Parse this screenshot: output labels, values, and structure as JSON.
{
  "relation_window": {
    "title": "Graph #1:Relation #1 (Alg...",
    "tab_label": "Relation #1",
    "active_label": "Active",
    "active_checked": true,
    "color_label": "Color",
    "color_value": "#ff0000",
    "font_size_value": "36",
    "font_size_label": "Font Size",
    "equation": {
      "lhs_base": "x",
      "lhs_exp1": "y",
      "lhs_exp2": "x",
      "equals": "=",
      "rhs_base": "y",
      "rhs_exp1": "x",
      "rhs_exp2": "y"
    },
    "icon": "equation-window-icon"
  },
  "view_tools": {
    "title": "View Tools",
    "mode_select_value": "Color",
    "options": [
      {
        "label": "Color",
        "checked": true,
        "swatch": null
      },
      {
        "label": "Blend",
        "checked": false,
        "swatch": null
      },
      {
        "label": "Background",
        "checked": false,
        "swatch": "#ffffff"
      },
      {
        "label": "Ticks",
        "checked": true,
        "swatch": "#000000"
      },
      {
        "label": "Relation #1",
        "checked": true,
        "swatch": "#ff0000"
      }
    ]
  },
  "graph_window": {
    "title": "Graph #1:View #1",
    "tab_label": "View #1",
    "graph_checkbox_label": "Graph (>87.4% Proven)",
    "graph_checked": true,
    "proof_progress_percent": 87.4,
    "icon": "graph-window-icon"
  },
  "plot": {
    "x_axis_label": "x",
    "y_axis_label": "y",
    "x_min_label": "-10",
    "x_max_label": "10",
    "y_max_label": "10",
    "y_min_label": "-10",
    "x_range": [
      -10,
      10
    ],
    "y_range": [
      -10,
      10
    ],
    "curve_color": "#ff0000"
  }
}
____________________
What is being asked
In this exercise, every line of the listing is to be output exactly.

Solution for this task
Parse this screenshot: output labels, values, and structure as JSON.
{
  "relation_window": {
    "title": "Graph #1:Relation #1 (Alg...",
    "tab_label": "Relation #1",
    "active_label": "Active",
    "active_checked": true,
    "color_label": "Color",
    "color_value": "#ff0000",
    "font_size_value": "36",
    "font_size_label": "Font Size",
    "equation": {
      "lhs_base": "x",
      "lhs_exp1": "y",
      "lhs_exp2": "x",
      "equals": "=",
      "rhs_base": "y",
      "rhs_exp1": "x",
      "rhs_exp2": "y"
    },
    "icon": "equation-window-icon"
  },
  "view_tools": {
    "title": "View Tools",
    "mode_select_value": "Color",
    "options": [
      {
        "label": "Color",
        "checked": true,
        "swatch": null
      },
      {
        "label": "Blend",
        "checked": false,
        "swatch": null
      },
      {
        "label": "Background",
        "checked": false,
        "swatch": "#ffffff"
      },
      {
        "label": "Ticks",
        "checked": true,
        "swatch": "#000000"
      },
      {
        "label": "Relation #1",
        "checked": true,
        "swatch": "#ff0000"
      }
    ]
  },
  "graph_window": {
    "title": "Graph #1:View #1",
    "tab_label": "View #1",
    "graph_checkbox_label": "Graph (>87.4% Proven)",
    "graph_checked": true,
    "proof_progress_percent": 87.4,
    "icon": "graph-window-icon"
  },
  "plot": {
    "x_axis_label": "x",
    "y_axis_label": "y",
    "x_min_label": "-10",
    "x_max_label": "10",
    "y_max_label": "10",
    "y_min_label": "-10",
    "x_range": [
      -10,
      10
    ],
    "y_range": [
      -10,
      10
    ],
    "curve_color": "#ff0000"
  }
}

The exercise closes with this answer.